In a glass measuring cup or small bowl mix in the sugar and dry active yeast into the 1/2 cup of warm water. Let stand for 10 minutes. You are proofing the yeast to make sure it is still active. Make sure your water is not too hot or it will kill the yeast. You know it is good when you start to see bubbles form or it gets a frothy look to it. * See notes for video.
Mix the yeast/water into the large bowl of the now cooled cornmeal mixture. Wait on this step if the cornmeal mixture still feels hot. It should feel just slightly warm.
With a wooden spoon, mix in 2 cups of flour. Then continue to add the flour 1 cup at a time until you no longer can work the dough with the wooden spoon. Usually at 4 or 5 cups. Using your hands, mix in the remaining flour up to the 6th cup.
Tip the dough onto a lightly floured board or your counter top. Work the dough until it all comes together, adding some of the flour from the remaining 1/2 cup if you need it. The dough will be look a little "craggy" and sticky but not so wet that you can't knead it.
Knead the dough for 8 to 10 minutes until you have a smooth elastic dough. The dough will have some tackiness to it because of the molasses. This is normal with this dough.
Form the dough into a ball and set it to rise in a large oiled bowl. Cover with plastic wrap or a large dish towel. Set aside to rise in a warm room until it has doubled in bulk. *See notes.
Grease 2 - 9" x 5" loaf pans.

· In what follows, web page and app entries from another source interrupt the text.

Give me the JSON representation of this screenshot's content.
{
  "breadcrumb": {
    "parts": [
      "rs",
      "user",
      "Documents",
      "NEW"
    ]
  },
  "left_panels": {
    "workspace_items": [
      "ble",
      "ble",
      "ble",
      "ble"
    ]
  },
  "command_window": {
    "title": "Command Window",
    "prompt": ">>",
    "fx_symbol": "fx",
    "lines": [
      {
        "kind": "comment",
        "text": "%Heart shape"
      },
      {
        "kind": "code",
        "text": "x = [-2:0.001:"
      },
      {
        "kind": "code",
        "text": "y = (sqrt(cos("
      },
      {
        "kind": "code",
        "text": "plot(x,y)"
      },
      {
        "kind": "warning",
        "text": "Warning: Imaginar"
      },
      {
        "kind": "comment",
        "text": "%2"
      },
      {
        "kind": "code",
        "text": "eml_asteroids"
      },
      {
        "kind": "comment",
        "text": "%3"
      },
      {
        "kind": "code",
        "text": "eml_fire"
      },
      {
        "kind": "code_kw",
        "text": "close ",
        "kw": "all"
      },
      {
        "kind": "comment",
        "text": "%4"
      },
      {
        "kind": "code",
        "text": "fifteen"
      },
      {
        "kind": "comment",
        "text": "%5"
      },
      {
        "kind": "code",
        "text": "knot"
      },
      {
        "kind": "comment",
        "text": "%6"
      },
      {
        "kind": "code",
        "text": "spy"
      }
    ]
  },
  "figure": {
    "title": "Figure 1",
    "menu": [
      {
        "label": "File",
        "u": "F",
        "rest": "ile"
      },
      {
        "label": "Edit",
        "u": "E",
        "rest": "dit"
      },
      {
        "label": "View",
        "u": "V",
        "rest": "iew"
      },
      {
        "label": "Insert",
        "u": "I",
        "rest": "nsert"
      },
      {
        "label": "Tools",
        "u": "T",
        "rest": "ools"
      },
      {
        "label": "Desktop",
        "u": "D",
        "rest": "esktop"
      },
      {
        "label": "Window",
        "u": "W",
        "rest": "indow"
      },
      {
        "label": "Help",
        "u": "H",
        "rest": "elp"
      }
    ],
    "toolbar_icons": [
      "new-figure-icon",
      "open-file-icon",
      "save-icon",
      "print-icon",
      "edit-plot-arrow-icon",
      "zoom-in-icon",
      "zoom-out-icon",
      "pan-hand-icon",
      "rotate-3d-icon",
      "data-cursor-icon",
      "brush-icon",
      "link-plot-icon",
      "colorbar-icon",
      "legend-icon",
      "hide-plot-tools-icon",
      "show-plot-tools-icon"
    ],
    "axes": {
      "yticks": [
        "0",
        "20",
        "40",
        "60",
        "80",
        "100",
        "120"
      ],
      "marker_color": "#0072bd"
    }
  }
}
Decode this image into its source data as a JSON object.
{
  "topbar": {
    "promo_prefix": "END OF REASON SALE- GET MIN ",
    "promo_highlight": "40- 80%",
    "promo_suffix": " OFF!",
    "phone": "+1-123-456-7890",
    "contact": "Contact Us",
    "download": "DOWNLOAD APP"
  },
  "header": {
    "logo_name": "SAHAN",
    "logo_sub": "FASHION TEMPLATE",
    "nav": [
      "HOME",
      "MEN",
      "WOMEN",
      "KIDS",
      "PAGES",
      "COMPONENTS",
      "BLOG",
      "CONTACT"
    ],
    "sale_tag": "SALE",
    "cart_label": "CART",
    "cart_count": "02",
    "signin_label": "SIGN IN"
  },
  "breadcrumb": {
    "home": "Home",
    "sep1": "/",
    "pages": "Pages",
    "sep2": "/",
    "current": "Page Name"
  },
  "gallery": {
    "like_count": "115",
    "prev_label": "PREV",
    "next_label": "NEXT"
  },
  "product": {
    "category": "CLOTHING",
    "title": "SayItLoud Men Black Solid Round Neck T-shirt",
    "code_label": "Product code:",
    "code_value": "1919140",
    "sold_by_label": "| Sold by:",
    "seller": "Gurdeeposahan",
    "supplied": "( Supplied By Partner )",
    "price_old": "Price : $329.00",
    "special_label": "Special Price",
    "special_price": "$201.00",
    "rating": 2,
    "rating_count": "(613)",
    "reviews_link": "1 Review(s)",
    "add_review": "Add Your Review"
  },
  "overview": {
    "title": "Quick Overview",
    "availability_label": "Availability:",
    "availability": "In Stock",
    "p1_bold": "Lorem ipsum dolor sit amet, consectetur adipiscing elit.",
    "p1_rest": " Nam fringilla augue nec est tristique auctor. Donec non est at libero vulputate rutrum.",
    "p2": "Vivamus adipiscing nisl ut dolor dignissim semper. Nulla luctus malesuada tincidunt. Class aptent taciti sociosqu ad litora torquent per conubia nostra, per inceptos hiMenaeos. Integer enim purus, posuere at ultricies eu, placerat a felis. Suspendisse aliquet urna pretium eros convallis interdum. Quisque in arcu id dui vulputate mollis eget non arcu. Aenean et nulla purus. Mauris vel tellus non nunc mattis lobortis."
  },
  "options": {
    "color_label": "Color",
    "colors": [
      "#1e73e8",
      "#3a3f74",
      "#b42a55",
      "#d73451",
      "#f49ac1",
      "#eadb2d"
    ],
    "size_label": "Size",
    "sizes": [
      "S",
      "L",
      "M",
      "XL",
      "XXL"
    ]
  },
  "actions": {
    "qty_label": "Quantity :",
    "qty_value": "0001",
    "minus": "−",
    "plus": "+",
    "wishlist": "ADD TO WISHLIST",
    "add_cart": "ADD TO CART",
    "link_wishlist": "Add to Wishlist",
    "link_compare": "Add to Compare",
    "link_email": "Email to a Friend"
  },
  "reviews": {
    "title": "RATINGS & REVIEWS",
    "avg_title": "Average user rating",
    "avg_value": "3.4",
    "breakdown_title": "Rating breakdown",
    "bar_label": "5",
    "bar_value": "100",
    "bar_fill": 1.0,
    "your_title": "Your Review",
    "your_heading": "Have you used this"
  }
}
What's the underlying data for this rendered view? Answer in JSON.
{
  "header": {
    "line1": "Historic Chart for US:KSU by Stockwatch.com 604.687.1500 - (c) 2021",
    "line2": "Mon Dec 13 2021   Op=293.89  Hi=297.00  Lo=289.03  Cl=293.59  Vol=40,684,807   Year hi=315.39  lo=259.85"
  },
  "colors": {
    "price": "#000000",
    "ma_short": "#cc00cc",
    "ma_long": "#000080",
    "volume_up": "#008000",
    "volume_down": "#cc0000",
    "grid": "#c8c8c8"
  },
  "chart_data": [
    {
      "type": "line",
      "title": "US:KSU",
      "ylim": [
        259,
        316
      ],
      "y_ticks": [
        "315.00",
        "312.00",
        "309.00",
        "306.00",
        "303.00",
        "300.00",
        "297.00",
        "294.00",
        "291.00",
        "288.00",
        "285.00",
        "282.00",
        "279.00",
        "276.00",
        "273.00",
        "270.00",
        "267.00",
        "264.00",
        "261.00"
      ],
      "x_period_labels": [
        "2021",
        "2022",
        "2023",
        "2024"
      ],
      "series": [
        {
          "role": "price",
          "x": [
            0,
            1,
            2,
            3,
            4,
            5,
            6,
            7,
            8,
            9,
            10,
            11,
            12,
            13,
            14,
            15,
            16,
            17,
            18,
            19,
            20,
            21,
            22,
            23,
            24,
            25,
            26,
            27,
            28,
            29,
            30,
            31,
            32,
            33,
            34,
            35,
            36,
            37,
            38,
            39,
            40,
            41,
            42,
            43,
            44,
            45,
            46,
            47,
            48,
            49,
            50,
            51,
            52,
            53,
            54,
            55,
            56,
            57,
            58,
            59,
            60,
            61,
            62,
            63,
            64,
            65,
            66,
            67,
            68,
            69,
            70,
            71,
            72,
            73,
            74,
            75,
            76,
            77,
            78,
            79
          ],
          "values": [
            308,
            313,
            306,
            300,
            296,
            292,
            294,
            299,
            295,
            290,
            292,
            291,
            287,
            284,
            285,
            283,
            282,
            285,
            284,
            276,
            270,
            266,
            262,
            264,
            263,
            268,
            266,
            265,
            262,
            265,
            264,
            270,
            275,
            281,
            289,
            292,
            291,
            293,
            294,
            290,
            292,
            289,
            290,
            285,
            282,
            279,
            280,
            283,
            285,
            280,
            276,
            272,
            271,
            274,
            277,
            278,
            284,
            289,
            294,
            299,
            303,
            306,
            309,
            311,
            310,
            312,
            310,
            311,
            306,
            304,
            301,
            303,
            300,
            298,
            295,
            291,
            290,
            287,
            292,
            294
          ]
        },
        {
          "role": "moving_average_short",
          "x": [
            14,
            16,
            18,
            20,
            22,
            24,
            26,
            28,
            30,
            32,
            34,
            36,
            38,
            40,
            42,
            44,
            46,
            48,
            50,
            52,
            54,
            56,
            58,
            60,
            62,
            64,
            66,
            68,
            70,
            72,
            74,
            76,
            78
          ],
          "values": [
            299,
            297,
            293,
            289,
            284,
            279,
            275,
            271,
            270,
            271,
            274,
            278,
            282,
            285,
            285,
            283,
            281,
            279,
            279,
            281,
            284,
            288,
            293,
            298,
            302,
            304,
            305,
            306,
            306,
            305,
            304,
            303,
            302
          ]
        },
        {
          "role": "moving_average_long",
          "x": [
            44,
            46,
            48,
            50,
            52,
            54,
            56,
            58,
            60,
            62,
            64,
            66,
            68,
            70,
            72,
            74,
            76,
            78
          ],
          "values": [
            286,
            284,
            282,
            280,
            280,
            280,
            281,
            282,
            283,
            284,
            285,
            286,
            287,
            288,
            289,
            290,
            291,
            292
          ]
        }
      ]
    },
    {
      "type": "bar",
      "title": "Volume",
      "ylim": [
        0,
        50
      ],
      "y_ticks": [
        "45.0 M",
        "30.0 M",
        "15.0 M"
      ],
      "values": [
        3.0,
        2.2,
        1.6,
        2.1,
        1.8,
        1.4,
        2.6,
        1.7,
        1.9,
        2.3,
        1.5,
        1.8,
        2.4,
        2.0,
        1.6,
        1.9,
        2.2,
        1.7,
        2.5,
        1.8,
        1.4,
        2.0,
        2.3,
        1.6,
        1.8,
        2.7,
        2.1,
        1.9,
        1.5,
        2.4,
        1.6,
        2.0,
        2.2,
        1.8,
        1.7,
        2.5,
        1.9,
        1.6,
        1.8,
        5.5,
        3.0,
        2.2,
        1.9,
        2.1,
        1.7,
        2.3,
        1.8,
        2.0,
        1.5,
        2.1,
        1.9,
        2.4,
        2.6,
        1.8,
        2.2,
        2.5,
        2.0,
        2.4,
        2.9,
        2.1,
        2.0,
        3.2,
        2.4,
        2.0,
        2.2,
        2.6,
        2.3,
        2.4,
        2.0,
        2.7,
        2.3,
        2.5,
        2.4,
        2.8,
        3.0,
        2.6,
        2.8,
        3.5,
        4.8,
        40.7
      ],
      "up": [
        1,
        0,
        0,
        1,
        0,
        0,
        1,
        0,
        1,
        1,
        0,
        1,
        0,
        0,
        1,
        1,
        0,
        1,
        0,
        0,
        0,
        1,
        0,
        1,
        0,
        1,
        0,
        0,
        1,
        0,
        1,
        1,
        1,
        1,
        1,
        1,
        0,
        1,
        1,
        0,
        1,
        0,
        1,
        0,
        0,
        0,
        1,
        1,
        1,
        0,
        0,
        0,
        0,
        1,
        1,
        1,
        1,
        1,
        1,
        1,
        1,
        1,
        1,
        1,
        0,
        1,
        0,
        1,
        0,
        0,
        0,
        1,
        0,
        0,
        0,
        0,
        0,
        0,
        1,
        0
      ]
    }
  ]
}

Take the dough out of the bowl and onto a lightly floured counter top. Punch it down and shape the dough into a ball and then cut the dough in half. Shape each half into a rounded rectangle and fit into your prepared loaf pans. Cover with a large tea towel and let it rise for a second time until it has doubled in bulk. The dough should rise about an inch above the top of the pans before baking.
Preheat oven to 375 F.
Bake the bread for 30 to 40 minutes or until the the top is browned and the bread has a slightly hollow sound if you knock on the top of it. Turn the bread on to cooling rack and let cool.
Best eaten the same day. Leftovers can be wrapped in foil or plastic wrap. It may dry out a bit the next day, but if you toast it and have it with a little butter and jam, it is still amazingly good.
- Here is a quick video if you are not sure how to proof yeast. Video. How to proof yeast.
- This is a good video that goes over the basics of kneading bread dough. Keep in mind that the Anadama bread dough will have a little stickier look/feel than the white bread dough shown in the video. Video - How to knead bread dough.
- How long to let bread dough rise? It depends. I made this bread 3 times before publishing the recipe. The first time I made it, the dough on the first rise took 1 hour to double in size . The second time it took almost 3 hours! So weird!! My third attempt it took about 1-1/2 hours.
- The yeast, the weather and how the stars are aligned that day all have an effect on the rising of the dough. Also, the added molasses does make the dough rise slower that a non sweetened dough. Just be patient, you do not want to under-proof your dough. The same goes for the second rise. Trust me it will be worth it.